It is Europe-bashing time again. Outgoing Secretary of Defense Robert Gates is the latest in a very long string of US officials to tee off on the Europeans for not "carrying their share of the defense burden." So easy for Americans to say, such an easy escape-hatch from our own economic and fiscal problems.
The reality is everyone's defense budget is coming down. And as they come down, it is important to remember that not everyone in the world agrees with the US view that we have a God-given mission to provide global military and counter-insurgency operations in pursuit of the chimera of "global security," least of all the Europeans. For more on my views, visit the national security experts blog of the National Journal, posted today.
Put simply, why haven't the Al Qaeda backed suicide bombers launched more attacks on the U.S.? In the Wall Street Journal this week, Holman Jenkins answers this question in the context of the underwear bomber:
Considering the ease with which a suicide bomber could stroll into a Starbucks in any American city and kill a dozen people, you have to wonder at al Qaeda's obsession with targeting commercial airliners.
If 19 terrorists (the number who carried out the 9/11 attacks) each blew himself up at one- or two-week intervals in a shopping mall or a movie theater, America likely would become a seething nation of paranoid shut-ins. That it hasn't happened tells you something: Al Qaeda doesn't have a ready supply of competent suicide bombers, domestic or imported, to carry off serious attacks.
I woke up today very thankful to see the words "arrest" and "alleged" in an otherwise gruesome and ominous headline:
FBI arrest four in alleged plot to bomb Bronx synagogues, shoot down plane
Home grown terrorism in the post-9/11 United States is going to change everything when it finally appears.
Today marks the fifth anniversary of the Madrid train bombings. I was working at CEA at the time, and I happened to be in Paris making a presentation to the OECD that week. It was very disconcerting to be away from home when it happened. Nearly 200 people killed and about 2000 wounded by a terrorist cell inspired by, but not formally linked to, Al Qaeda. That was the sort of viral terrorist act that had me most concerned after 9/11. I thought we were in for a lot more attacks after that.
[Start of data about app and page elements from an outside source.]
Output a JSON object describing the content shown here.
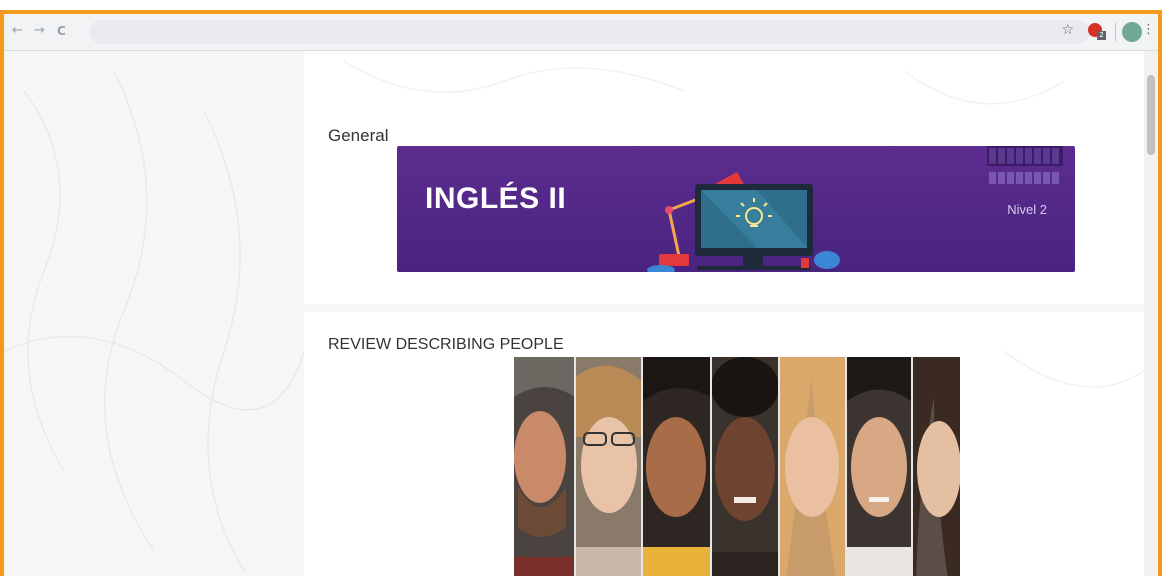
{
  "browser": {
    "back_glyph": "←",
    "forward_glyph": "→",
    "reload_glyph": "C",
    "star_glyph": "☆",
    "extension_badge": "2",
    "menu_glyph": "⋮",
    "address": ""
  },
  "colors": {
    "frame": "#f39a1c",
    "banner": "#5b2d8f",
    "ext_icon": "#d93025",
    "avatar": "#6fa893"
  },
  "course": {
    "section1_title": "General",
    "banner_title": "INGLÉS II",
    "banner_level": "Nivel 2",
    "section2_title": "REVIEW DESCRIBING PEOPLE"
  },
  "icons": [
    "back-icon",
    "forward-icon",
    "reload-icon",
    "star-icon",
    "extension-icon",
    "avatar-icon",
    "menu-icon",
    "desk-lamp-icon",
    "monitor-icon",
    "lightbulb-icon",
    "teapot-icon"
  ]
}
I haven't seen any reference to this anniversary in the U.S. media, though Google will point you to some. To be perfectly honest, I wouldn't have remembered it myself had I not glanced at a receipt that had 03-11 printed at the top. Go here if you need a refresher on the event.